Around this time, he met Cecily, a Michigan woman transplanted in California, also selling office furniture. She was significantly younger, but sometimes love overlooks age. With his new wife, Jim left the furniture company and joined a firm that distributed fax and copier equipment. The work brought the Hastings to Sacramento. The town suited them. They were here to stay.
A corporate ownership change prompted Jim to declare his second retirement. A year later, he was a father for the sixth time, no longer young at 62 but committed to the joys and duties of parenthood.
This was when Jim’s third and final act blossomed in East Sac. He had a talent for fixing things, any gizmo that required nuts and bolts and flywheels and motor oil and wrenches and screwdrivers and hammers.

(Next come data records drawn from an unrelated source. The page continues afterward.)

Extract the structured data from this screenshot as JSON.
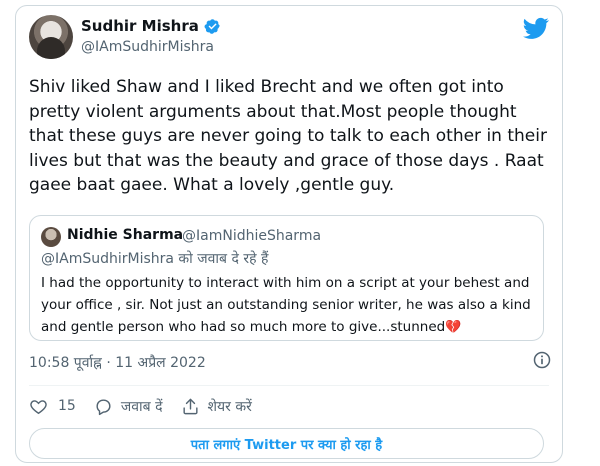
{
  "author": {
    "display_name": "Sudhir Mishra",
    "handle": "@IAmSudhirMishra"
  },
  "tweet": {
    "text": "Shiv liked Shaw and I liked Brecht and we often got into pretty violent arguments about that.Most people thought that these guys are never going to talk to each other in their lives but that was the beauty and grace of those days . Raat gaee baat gaee. What a lovely ,gentle guy.",
    "time": "10:58 पूर्वाह्न",
    "separator": "·",
    "date": "11 अप्रैल 2022"
  },
  "quoted": {
    "display_name": "Nidhie Sharma",
    "handle": "@IamNidhieSharma",
    "reply_to": "@IAmSudhirMishra को जवाब दे रहे हैं",
    "text": "I had the opportunity to interact with him on a script at your behest and your office , sir. Not just an outstanding senior writer, he was also a kind and gentle person who had so much more to give...stunned",
    "emoji": "💔"
  },
  "actions": {
    "like_count": "15",
    "reply_label": "जवाब दें",
    "share_label": "शेयर करें"
  },
  "cta_label": "पता लगाएं Twitter पर क्या हो रहा है",
  "colors": {
    "brand_blue": "#1d9bf0",
    "text_primary": "#0f1419",
    "text_secondary": "#536471",
    "border": "#cfd9de"
  },
  "icons": {
    "verified": "verified-badge-icon",
    "brand": "twitter-bird-icon",
    "info": "info-icon",
    "like": "heart-icon",
    "reply": "reply-bubble-icon",
    "share": "share-upload-icon"
  }
}
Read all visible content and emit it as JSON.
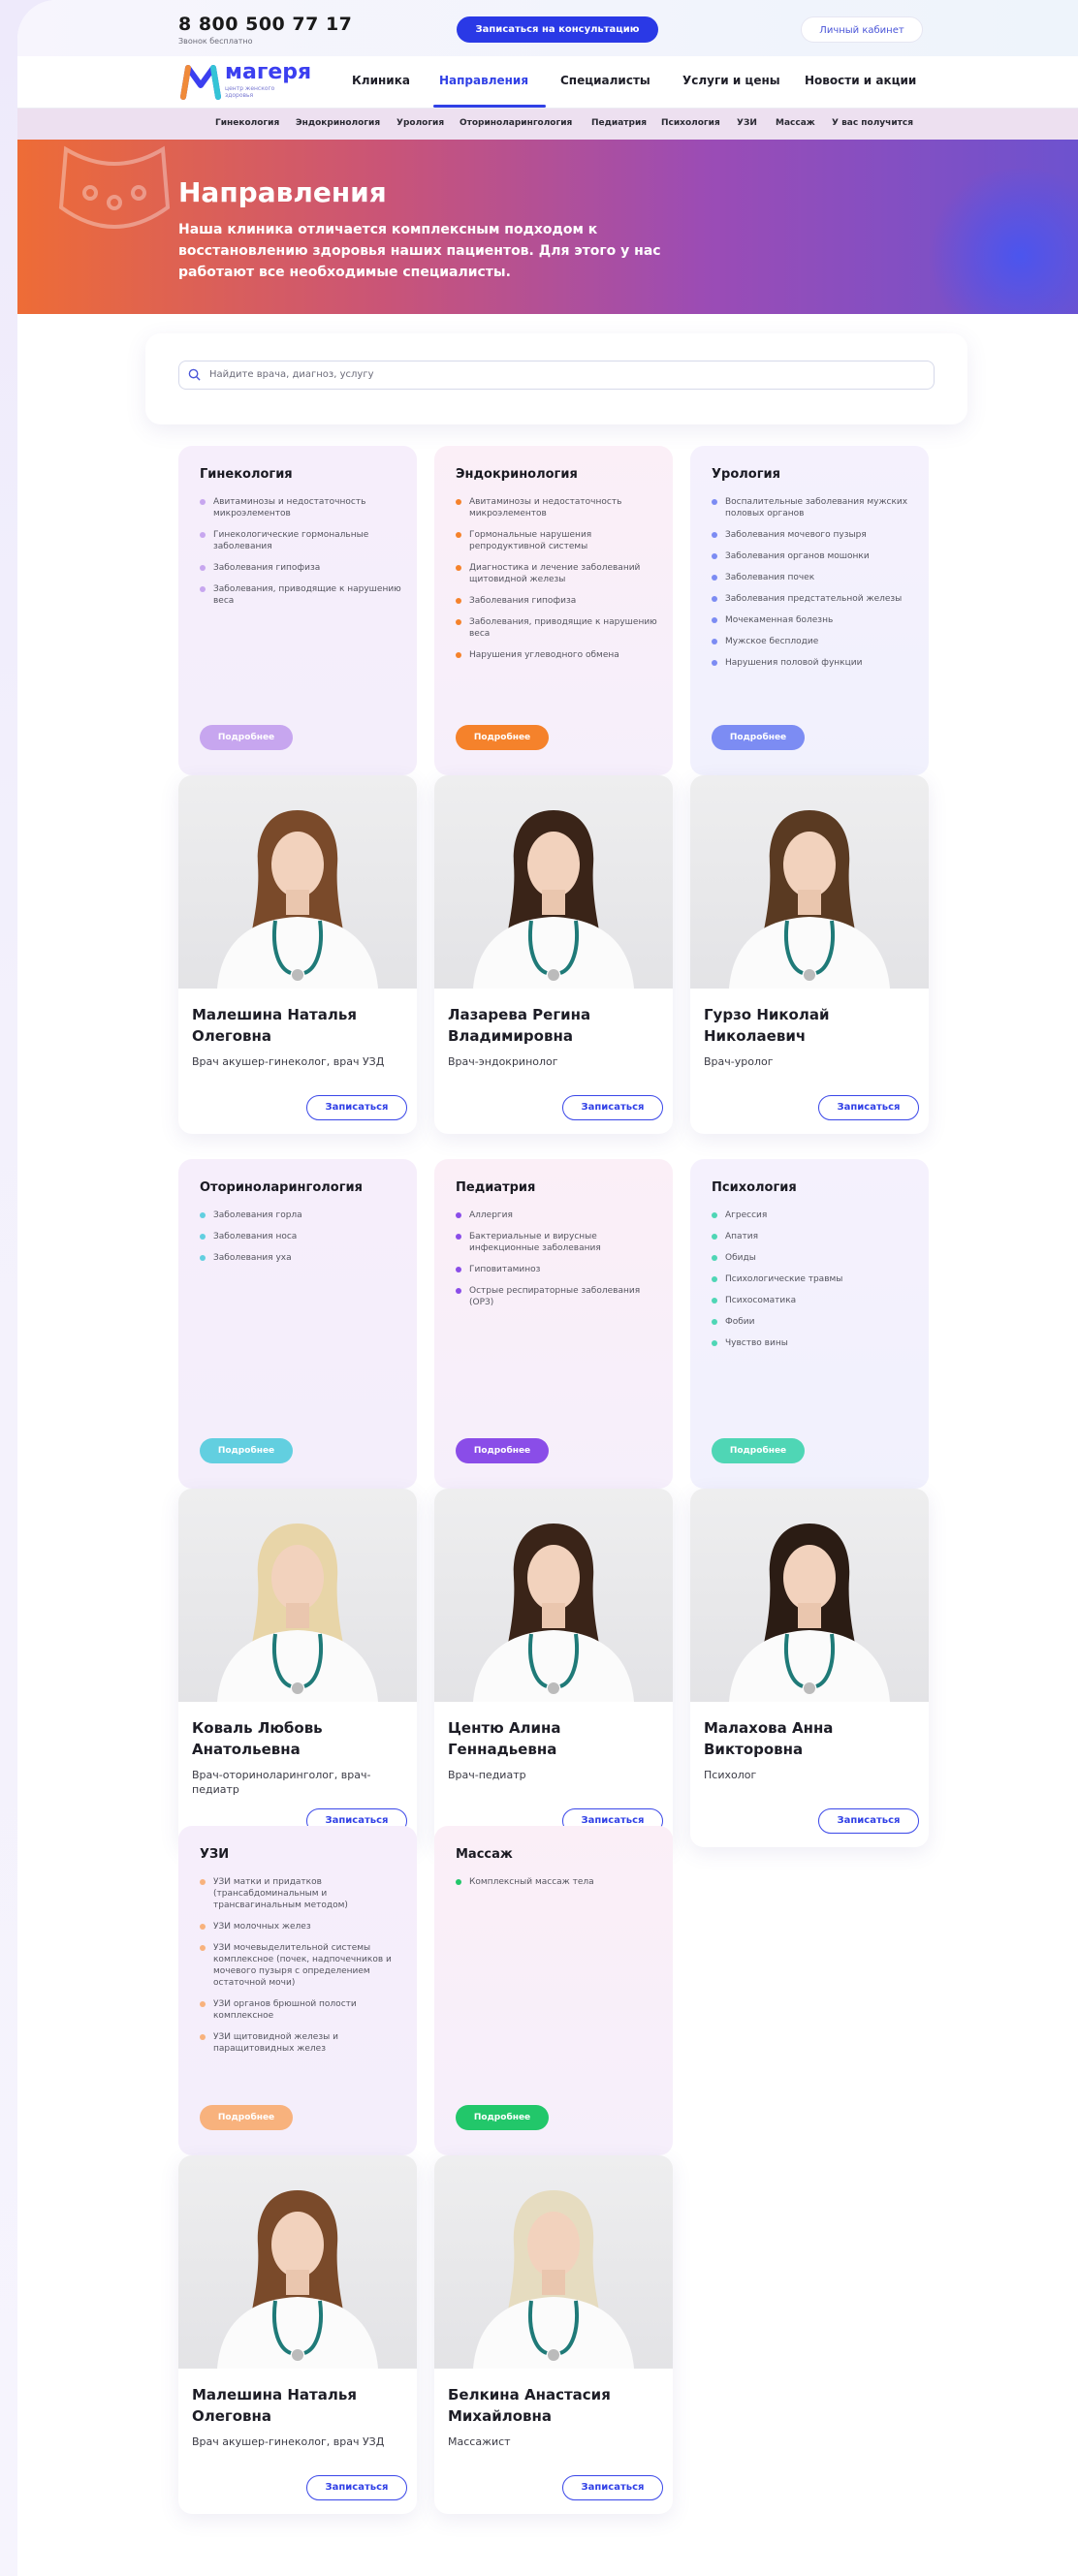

He worked as a handyman and restricted his practice almost exclusively to elderly neighbors.
He loved to solve problems conjured in old houses by old people. His fees were modest and frequently forgotten.
Handyman work evolved into fixing larger community problems. He spoke to people who felt helpless and ignored when they complained to city officials about speeding cars on H street. Jim was many things, but never helpless and ignored.
With Cecily’s help, he was soon organizing neighbors, striding into City Hall and dropping problems into the laps of City Council members. They learned to listen to the former Marine.
Suddenly a community activist, Jim ran for mayor against Joe Serna, an incumbent richly entrenched in local politics. The upstart campaign was a suicide mission for Jim, but he savored every moment. He received 25% of the vote, a defeat he boasted about with pride. Jim loved to exceed expectations.
When Inside Sacramento started, the magazine was a neighborhood newsletter. People enjoyed the monthly mix of strictly local stories. The publication grew rapidly.
Cecily handled editorial matters, sales and community relations. Jim ran the business operations, responsible for contracts and billing, collections, printing and delivery. A commitment to neighborhood readers and small advertisers allowed the magazine to bloom while legacy print publications around it collapsed.
Five years ago, as he approached his 90th year, Jim began to relinquish duties to a young man under his tutelage, Daniel Nardinelli. In 2019, Jim was in a car accident and suffered a concussion. The injury produced dementia. His memory began to fade. He remembered faces but not names, and names without faces.
His façade remained undiminished, good old Jim, all laughter and happy greetings. After a recent community meeting, he told Cecily, “I sure talked to a lot of people. They all seemed to know me, but I can’t tell you who any of them are.”
Privately, the slow decline tormented a man who lived on wit and charm. Shortly after Christmas, Jim told Cecily he was nearing the end of his life. They visited a doctor who explained options for catastrophic and hospice care. Jim wasn’t interested in anything special. He was ready for whatever came next.
Even at the end, he was sturdy and robust. This was still a man who cycled 72 miles around Lake Tahoe at age 82. He was walking by himself a mile to a Pilates class Jan. 12 when he stumbled on the sidewalk, fell and broke his hip.
Jim Hastings thanked several people who witnessed his accident and rushed to his aid. He said two women who helped him were particularly attractive. He didn’t catch their names. As promised, he refused medical treatment. He died five days later at home with his family.
R.E. Graswich can be reached at email@example.com.